If you go with a big Ford, look for one being sold by the descendants of an elderly person. The kids have newer cars and don’t want gramps old car, but the car will have been taken care of and driven gently. I have always had the best luck with these vehicles.
Regardless of there being no salt on California roads the cars you mentioned, or for that matter any pre-2000 car, especially an imported sports car, would be a poor choice for daily transportation. Such cars make great weekend hobbies for gear heads. A hot pink Pontiac Bonneville with 100,000 well maintained miles might be a great bargain. Or how about a Pontia Aztec.
"dr rocket, I assume that the ford 3.8 is different from the GM 3.8 , correct? "
Yes, the GM 3.8 is based on an engine that was first introduced by Buick in 1962, sold to American motors in 1967, then bought back when the first energy crises hit. As I mentioned, they are extremely tough and reliable. Many automotive experts consider it one of the ten best engines ever produced. I sold my 2001 Regal with 285,000 miles on the clock. Last I checked, it had moved past 310,000. Still starts and runs great, with no excessive oil consumption. The OP might want to make note of that.

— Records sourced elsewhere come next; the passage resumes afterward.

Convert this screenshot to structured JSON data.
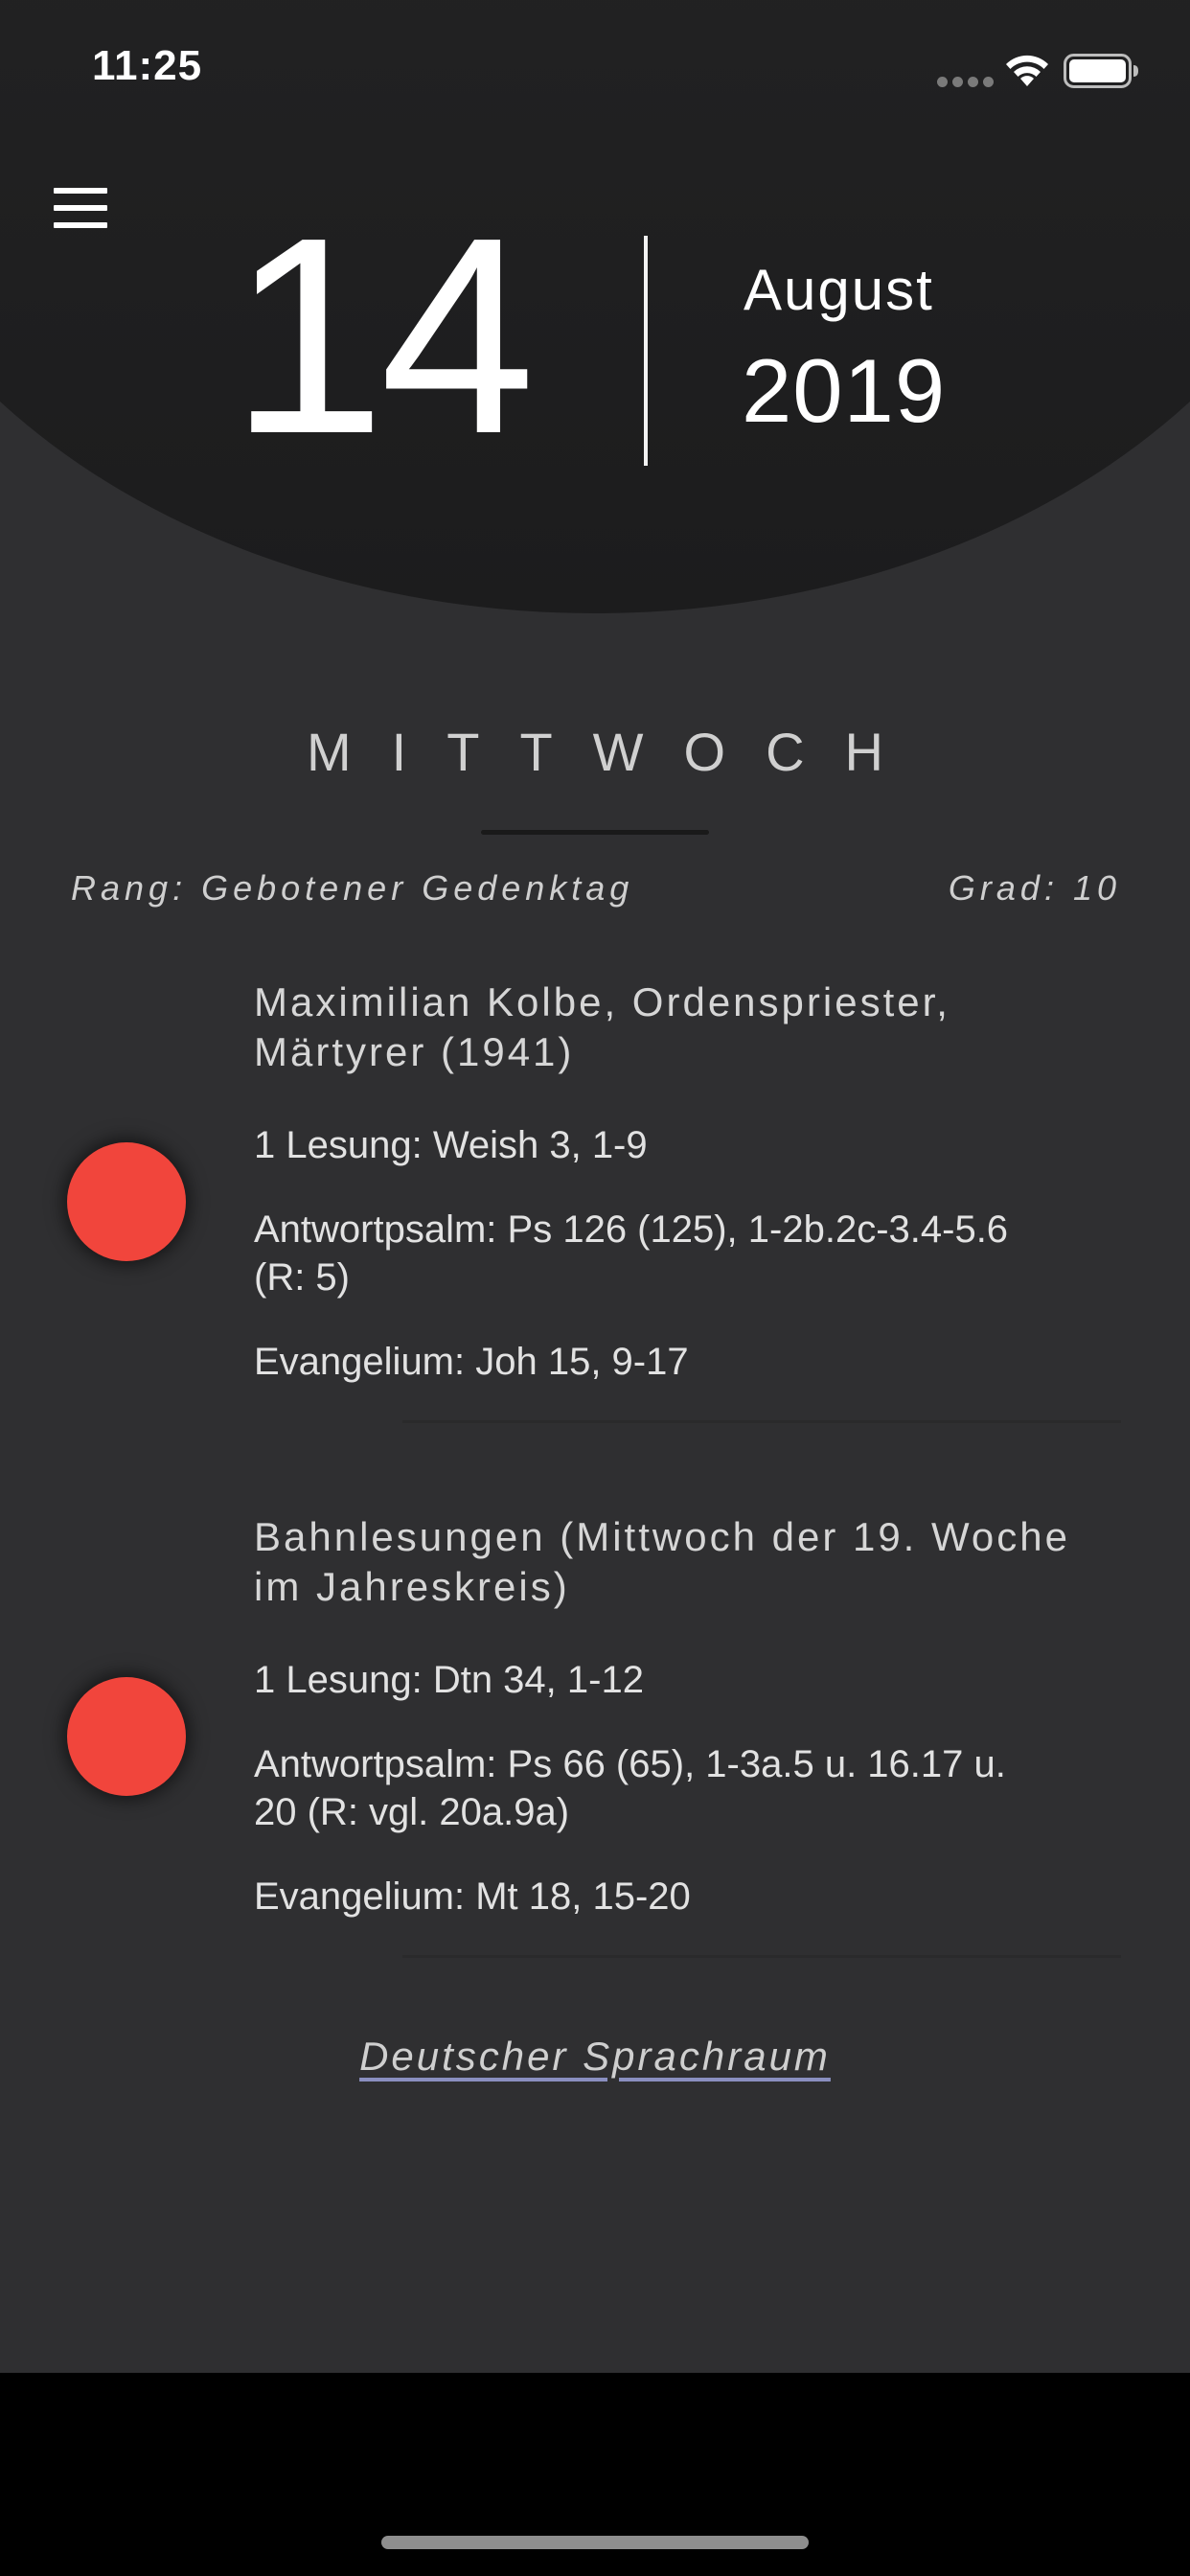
{
  "status_bar": {
    "time": "11:25"
  },
  "header": {
    "day": "14",
    "month": "August",
    "year": "2019"
  },
  "weekday": "MITTWOCH",
  "meta": {
    "rank": "Rang: Gebotener Gedenktag",
    "grade": "Grad: 10"
  },
  "readings": [
    {
      "title_line1": "Maximilian Kolbe, Ordenspriester,",
      "title_line2": "Märtyrer (1941)",
      "lesung": "1 Lesung: Weish 3, 1-9",
      "psalm_line1": "Antwortpsalm: Ps 126 (125), 1-2b.2c-3.4-5.6",
      "psalm_line2": "(R: 5)",
      "evangelium": "Evangelium: Joh 15, 9-17",
      "color": "#f1453c"
    },
    {
      "title_line1": "Bahnlesungen (Mittwoch der 19. Woche",
      "title_line2": "im Jahreskreis)",
      "lesung": "1 Lesung: Dtn 34, 1-12",
      "psalm_line1": "Antwortpsalm: Ps 66 (65), 1-3a.5 u. 16.17 u.",
      "psalm_line2": "20 (R: vgl. 20a.9a)",
      "evangelium": "Evangelium: Mt 18, 15-20",
      "color": "#f1453c"
    }
  ],
  "footer": {
    "link_label": "Deutscher Sprachraum"
  },
  "icons": {
    "menu": "hamburger-menu-icon",
    "wifi": "wifi-icon",
    "battery": "battery-icon",
    "signal": "cellular-signal-icon"
  }
}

IT’s not unusual for these engines.
Man, I dont care how desperate I was, I still wouln’t be caught dead in an Aztec.
The OP says they want to spend 2000 on car. Insurance in California could also be 2000 for a 16 year old male.
Thank you everyone this is really helpful. I definitely should have come to a place like this earlier. Could you guys give me an overview on miles? I’ve always thought that like 100k was a ton but I’ve come across quite a few cars with upwards of 200. So does it just depend on the car and how it is treated? Is there a number that is generally assumed to be safe for a used car? Thanks
Lower mileage is always better. When the total miles gets to about 150,000, even well maintained cars need repairs. Actually, with high mileage, these repairs are really maintenance. If you have the time, look for a low mileage car that is 10 to 15 years old. Low mileage would be around 100,000. Cars owned by senior citizens are often good bets. When you find a car that you are ready to buy, pay about $100 for a pre-purchase inspection by a mechanic you trust. If your parents have a shop they use, that is a good place for the inspection.